How much workers at newly established jobs are paid may be the bigger issue than businesses coming in or leaving California according to some preliminary data released in a new effort to understand the regulatory impact on business and its relation to the surrounding community. An ambitious project undertaken by the California Business Roundtable and the Los Angeles Urban League through the auspices of UCLA’s Luskin School of Public Affairs released some initial data yesterday.

Nolan Rollins, head of the Los Angeles chapter of the Urban League, succinctly expressed the goal of the sponsors by noting that he wears a pin that spells JOBS. He said what is often lost in conversations about the business environment is the connection between businesses and the health of the community.

In the first of three scheduled programs, UCLA professors presented statistics on various California metropolitan regions, with a focus on the Los Angeles area.

The oft-debated issue of businesses leaving California was a major point in the discussion. While the research revealed that more businesses came to Los Angeles County from other states than departed to other states over a twenty year period starting in 1990, and the county still lost jobs.

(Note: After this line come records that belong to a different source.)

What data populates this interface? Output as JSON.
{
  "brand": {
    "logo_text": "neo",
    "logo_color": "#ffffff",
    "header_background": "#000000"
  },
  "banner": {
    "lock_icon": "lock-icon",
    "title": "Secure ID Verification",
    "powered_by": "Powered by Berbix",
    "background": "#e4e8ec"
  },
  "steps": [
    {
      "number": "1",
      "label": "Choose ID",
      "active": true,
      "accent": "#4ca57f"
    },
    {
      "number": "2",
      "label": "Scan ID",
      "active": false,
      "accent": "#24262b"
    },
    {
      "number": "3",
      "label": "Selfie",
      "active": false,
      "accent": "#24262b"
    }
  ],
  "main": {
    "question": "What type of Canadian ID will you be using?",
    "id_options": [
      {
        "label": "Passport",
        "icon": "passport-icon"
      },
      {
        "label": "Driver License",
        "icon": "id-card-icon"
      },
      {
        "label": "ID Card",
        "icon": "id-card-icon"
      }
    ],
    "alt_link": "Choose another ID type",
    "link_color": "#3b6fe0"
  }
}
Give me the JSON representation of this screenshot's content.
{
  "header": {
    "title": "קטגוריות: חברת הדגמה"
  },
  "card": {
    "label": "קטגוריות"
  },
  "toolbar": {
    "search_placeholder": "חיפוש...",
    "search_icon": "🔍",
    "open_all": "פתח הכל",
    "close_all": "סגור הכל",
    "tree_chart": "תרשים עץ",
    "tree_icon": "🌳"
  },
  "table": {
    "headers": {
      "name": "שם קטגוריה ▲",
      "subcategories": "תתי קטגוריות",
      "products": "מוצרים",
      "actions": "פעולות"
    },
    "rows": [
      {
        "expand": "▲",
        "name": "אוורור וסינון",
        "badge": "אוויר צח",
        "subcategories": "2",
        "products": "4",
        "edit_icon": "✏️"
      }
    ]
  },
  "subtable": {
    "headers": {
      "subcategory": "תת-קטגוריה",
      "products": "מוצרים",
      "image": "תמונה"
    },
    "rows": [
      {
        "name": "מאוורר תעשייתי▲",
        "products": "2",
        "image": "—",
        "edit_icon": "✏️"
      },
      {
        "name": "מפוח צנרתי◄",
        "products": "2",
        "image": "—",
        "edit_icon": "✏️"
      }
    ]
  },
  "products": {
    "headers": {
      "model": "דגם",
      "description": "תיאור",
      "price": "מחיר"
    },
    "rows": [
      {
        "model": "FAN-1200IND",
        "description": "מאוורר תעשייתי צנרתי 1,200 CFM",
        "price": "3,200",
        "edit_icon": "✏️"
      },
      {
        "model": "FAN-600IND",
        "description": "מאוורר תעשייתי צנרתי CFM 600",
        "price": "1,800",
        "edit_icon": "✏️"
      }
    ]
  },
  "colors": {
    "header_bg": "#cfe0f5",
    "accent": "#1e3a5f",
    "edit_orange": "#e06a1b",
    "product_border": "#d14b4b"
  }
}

UCLA Ph.D. candidate Taner Osman, who conducted the research with professors Matt Drennan and Bill Parent, said that 6,051 businesses left Los Angeles County for other states from 1990 to 2011. A larger number of businesses, 7,121, came into the county from other states during that period. However, the departing companies took 100,749 jobs out of the state while the companies moving into Los Angeles County from another state brought 72,122 jobs with them.

The data indicates that bigger companies with better paying jobs are leaving. The lost jobs averaged roughly $76,000 in salary, while the jobs gained were in the $52,000 range.

Rob Lapsley, president of the California Business Roundtable, said that the wage issue was an important measure that would affect all regions of the state.

The researchers intend to dig deeper to find the reasons the county is losing the better paying jobs. Regulations, tax burden, and education and their effect on the relationship between business and the community are all part of the probe.

A recent column in the Wall Street Journal cited over-regulation as a detriment to the economy. The piece cited a 31-percent reduction in regulations in the Federal Register during the Reagan presidency with a corresponding growth in the GDP of 30-percent. In addition, the author claimed that the cost of regulation for small businesses was 36-percent higher per employee than the costs for bigger businesses.

The Urban League’s Rollins also noted more difficulties for small business because of regulations. He said regulations that challenge large businesses “decimate” small businesses.

The Roundtable’s Lapsely said the big effort in understanding the problems for California is to get a clear view of the situation. “The data is lacking,” Lapsley said on the relationship between business and community. With the help of this project, it is hoped the data revealed over the course of the inquiry will lead to solutions to improve both the business climate and the community as a whole.